(Records contained in a dataset)
--- --- ---
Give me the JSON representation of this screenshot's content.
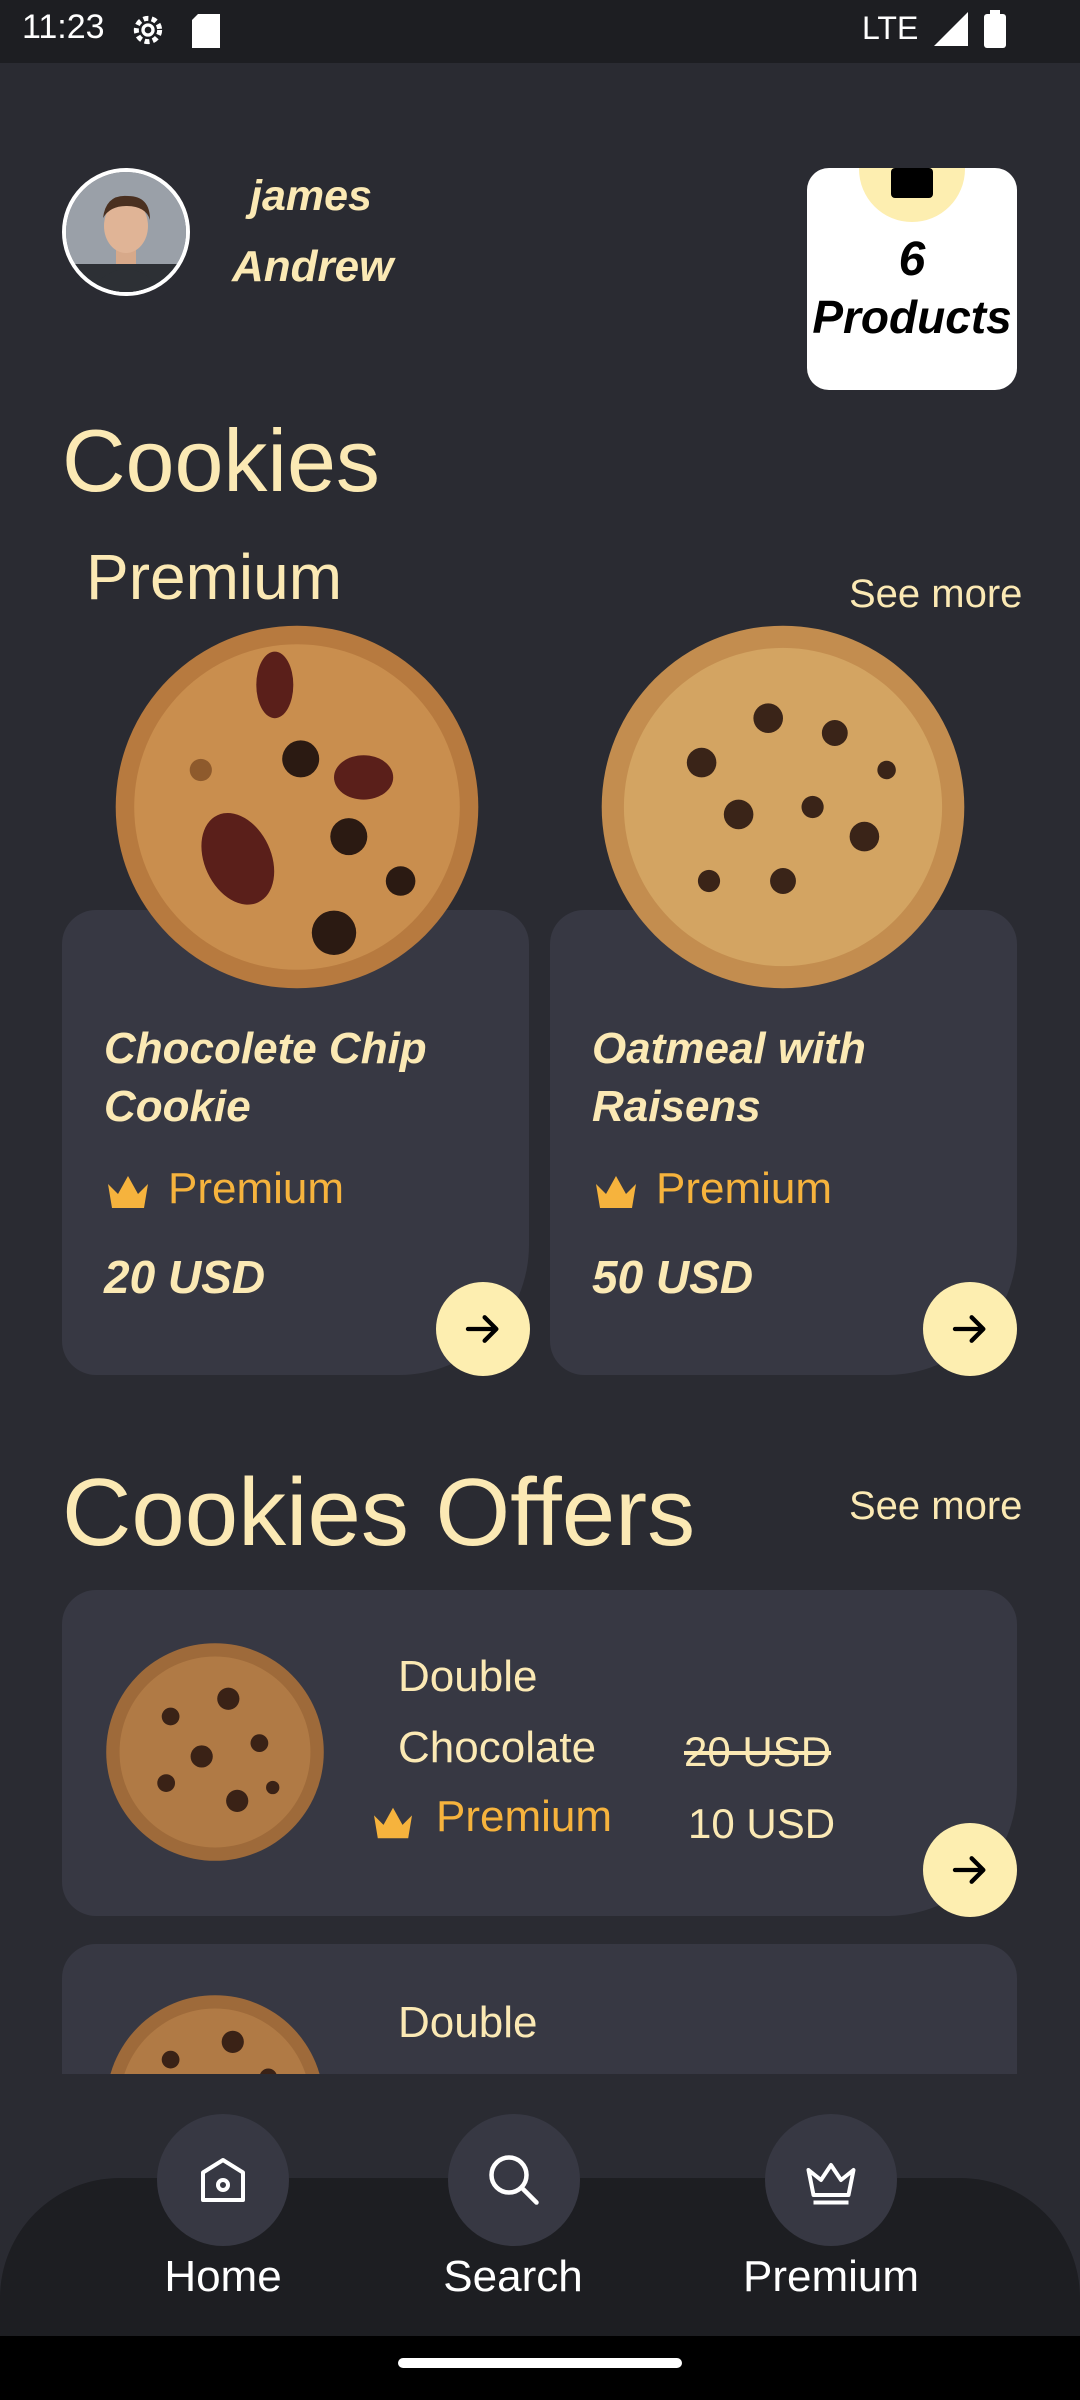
{
  "status_bar": {
    "time": "11:23",
    "network": "LTE"
  },
  "user": {
    "first_name": "james",
    "last_name": "Andrew"
  },
  "products_badge": {
    "count": "6",
    "label": "Products"
  },
  "section_cookies": {
    "title": "Cookies",
    "subtitle": "Premium",
    "see_more": "See more"
  },
  "premium_cards": [
    {
      "title_line1": "Chocolete Chip",
      "title_line2": "Cookie",
      "badge": "Premium",
      "price": "20 USD"
    },
    {
      "title_line1": "Oatmeal with",
      "title_line2": "Raisens",
      "badge": "Premium",
      "price": "50 USD"
    }
  ],
  "section_offers": {
    "title": "Cookies Offers",
    "see_more": "See more"
  },
  "offer_cards": [
    {
      "line1": "Double",
      "line2": "Chocolate",
      "badge": "Premium",
      "old_price": "20 USD",
      "new_price": "10 USD"
    },
    {
      "line1": "Double"
    }
  ],
  "bottom_nav": [
    {
      "label": "Home",
      "icon": "home-icon"
    },
    {
      "label": "Search",
      "icon": "search-icon"
    },
    {
      "label": "Premium",
      "icon": "crown-icon"
    }
  ],
  "colors": {
    "background": "#2a2b32",
    "card": "#373843",
    "accent": "#fdeeb0",
    "premium": "#f6b33d",
    "text": "#fbe9b4"
  }
}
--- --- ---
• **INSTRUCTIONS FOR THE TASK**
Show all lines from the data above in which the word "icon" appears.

• **RESULT FOR THIS TASK**
      "icon": "home-icon"
      "icon": "search-icon"
      "icon": "crown-icon"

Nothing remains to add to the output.